Input for this task:
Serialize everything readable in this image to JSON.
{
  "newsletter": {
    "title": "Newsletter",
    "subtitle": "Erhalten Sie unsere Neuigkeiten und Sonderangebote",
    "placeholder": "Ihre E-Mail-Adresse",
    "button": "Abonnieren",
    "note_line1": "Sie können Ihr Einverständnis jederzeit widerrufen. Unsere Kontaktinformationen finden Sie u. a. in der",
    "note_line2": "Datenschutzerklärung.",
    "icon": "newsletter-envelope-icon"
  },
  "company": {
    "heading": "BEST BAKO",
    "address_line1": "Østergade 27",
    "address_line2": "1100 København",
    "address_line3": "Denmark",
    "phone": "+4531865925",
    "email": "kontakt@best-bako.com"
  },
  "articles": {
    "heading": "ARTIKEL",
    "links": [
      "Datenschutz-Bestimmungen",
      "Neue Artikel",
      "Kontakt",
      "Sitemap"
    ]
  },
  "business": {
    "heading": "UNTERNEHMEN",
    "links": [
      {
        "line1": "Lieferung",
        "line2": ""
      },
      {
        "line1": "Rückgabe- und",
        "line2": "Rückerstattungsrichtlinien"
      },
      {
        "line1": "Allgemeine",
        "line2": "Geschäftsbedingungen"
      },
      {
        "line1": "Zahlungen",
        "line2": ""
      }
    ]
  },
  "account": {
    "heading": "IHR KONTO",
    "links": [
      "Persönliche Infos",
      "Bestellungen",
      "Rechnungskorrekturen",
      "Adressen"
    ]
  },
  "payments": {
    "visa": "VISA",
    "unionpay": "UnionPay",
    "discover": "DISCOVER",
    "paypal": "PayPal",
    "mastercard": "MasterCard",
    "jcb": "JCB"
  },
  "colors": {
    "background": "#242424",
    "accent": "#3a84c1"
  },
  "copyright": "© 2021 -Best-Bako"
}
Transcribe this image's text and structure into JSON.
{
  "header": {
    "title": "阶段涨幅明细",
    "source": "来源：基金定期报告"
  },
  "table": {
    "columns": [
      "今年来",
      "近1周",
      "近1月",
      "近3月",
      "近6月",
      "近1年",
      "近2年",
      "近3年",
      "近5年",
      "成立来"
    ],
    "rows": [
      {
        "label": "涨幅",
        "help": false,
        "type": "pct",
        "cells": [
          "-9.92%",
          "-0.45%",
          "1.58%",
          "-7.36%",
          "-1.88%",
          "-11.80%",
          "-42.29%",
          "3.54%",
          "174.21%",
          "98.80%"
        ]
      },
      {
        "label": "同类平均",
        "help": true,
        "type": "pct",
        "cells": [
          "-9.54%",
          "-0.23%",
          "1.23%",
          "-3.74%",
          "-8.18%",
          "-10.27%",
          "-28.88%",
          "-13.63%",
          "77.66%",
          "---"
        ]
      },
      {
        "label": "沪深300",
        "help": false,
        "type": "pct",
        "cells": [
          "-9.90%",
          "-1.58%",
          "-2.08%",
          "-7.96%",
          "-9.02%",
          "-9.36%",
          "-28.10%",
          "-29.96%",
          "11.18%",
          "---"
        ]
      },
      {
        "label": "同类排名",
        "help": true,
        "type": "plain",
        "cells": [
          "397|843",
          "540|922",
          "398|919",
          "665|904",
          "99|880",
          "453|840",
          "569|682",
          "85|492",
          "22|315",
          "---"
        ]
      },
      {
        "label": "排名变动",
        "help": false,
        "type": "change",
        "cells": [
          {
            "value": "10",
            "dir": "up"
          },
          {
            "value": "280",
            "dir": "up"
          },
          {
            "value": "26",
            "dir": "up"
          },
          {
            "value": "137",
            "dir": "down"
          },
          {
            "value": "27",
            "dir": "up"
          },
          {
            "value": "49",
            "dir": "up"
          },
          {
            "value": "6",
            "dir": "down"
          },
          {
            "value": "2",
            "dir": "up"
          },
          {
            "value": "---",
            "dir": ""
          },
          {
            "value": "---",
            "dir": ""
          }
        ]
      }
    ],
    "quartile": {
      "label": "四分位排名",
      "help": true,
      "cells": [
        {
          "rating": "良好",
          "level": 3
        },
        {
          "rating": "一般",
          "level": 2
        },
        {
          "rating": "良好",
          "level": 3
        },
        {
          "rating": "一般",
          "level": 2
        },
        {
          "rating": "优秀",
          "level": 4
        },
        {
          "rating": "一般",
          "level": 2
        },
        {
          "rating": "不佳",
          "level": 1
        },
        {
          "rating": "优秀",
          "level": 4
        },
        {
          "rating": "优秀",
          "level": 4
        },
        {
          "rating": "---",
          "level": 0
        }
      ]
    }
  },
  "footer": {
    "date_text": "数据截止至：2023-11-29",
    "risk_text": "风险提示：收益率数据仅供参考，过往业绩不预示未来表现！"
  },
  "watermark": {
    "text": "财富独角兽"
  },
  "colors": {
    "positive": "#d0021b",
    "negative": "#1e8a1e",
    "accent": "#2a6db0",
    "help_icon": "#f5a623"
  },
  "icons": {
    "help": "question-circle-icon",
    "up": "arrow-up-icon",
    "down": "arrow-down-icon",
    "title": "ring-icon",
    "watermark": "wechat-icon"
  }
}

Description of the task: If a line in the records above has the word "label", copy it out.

Reply:
        "label": "涨幅",
        "label": "同类平均",
        "label": "沪深300",
        "label": "同类排名",
        "label": "排名变动",
      "label": "四分位排名",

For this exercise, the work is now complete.